I make it sound easy; it’s actually not. I have to organize my work life and make sure everything is straight there while I’m gone, and my work spouse is in charge — marvelous lady that she is. I must prep the husband/ranch manager for all that needs to be accomplished during my absence at home. I must buy flights, bus tickets to the airport, hotels for overnight stays and so on. But it’s a pretty well-oiled machine these days and, together, we all make it happen so dad can have his time.
And now his sister of 96 years young is going into a nursing home, and I think that has hit him quite hard. She has always been there for him, his big sister. When they were youngsters living in London at the beginning of the Second World War, he and his sister were among thousands of children sent away from the city and their parents by train to be safer in the countryside.
It must have been such a fearful time for them, being sent away to the unknown at such a young age, but he always had his sister by his side with her practical big sister head and calm nature to take care of things. She is now blind and deaf and seems to be fading — a fact that he recognizes, but that will hit very hard when the day comes. This generation that were Second World War babies are so resilient — oftentimes stubborn and difficult and opiniated, with guarded emotions, but they are tough as nails. Many of my friends still have their parents and it is a uniform thread.
My next visit — all being well — will be to celebrate his 94th birthday with him. And what do you get a 94-year-old as a present? Whatever he wants, I’d say, which in father’s case is normally lovely Cali treats he can’t find on the Isle of Man for less than a second mortgage … like apricots, walnuts, almonds, pistachios. The last time I traveled, my case was filled with kilos of the stuff, and I imagine there will be further requests forthcoming before I leave. And I don’t mind, I don’t mind at all. At this stage in his life, he should have whatever he wants.
I know he’d love to win a game of Scrabble against me, but I seem to get so very lucky with my letters when we play, so that has not happened for a little while. Maybe it can be a bonus birthday present for him while I am over there. He loves a game of Scrabble! We argue over English and American spellings and rotate, for spell checking, an American Webster with an English Collins online dictionary in order to keep things fair. I get flashbacks of when he and mother would play together years ago — they were so fiercely competitive and both great players.
And now I’m going to try to digitally archive our family photo albums that are still in his possession, though many of the old color prints are fading fast and are not of great quality. We must scan and save diligently for the photographic history of our family to be preserved for upcoming generations.

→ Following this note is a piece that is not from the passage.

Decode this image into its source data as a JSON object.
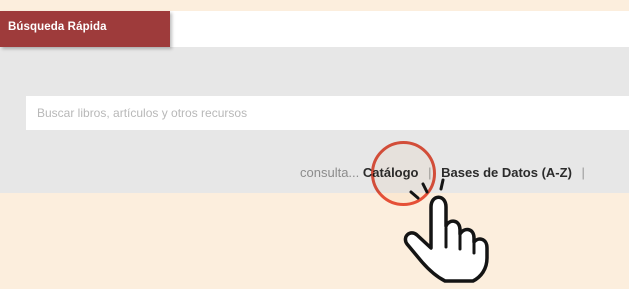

Dad found an old Kodachrome film in a camera he believed to belong to either his father or stepmother. He estimates the film to be around 50 to 60 years old, and I am entrusted to the care of this film to schlep along to some camera professionals and see if they can print anything from it. What an exciting prospect that is for some hidden family history to come to the fore.
I see people taking photos all the time with their phones and wonder how many folk actually print out or preserve these moments in time. I have shelves of albums myself that should be preserved in a better way than just gathering up dust and decaying on bookcases, but who has the time truly?
I know the answer to that — you have to make the time. You must take the trips, take the pix, frame and preserve the memories. For my part, I do my best. Knowing what I now do about how precious snapshots in time will always be, especially when that person has passed, I endeavor to frame, preserve, enhance whatever I can for the generations to come.
I think that’s the best any of us can do.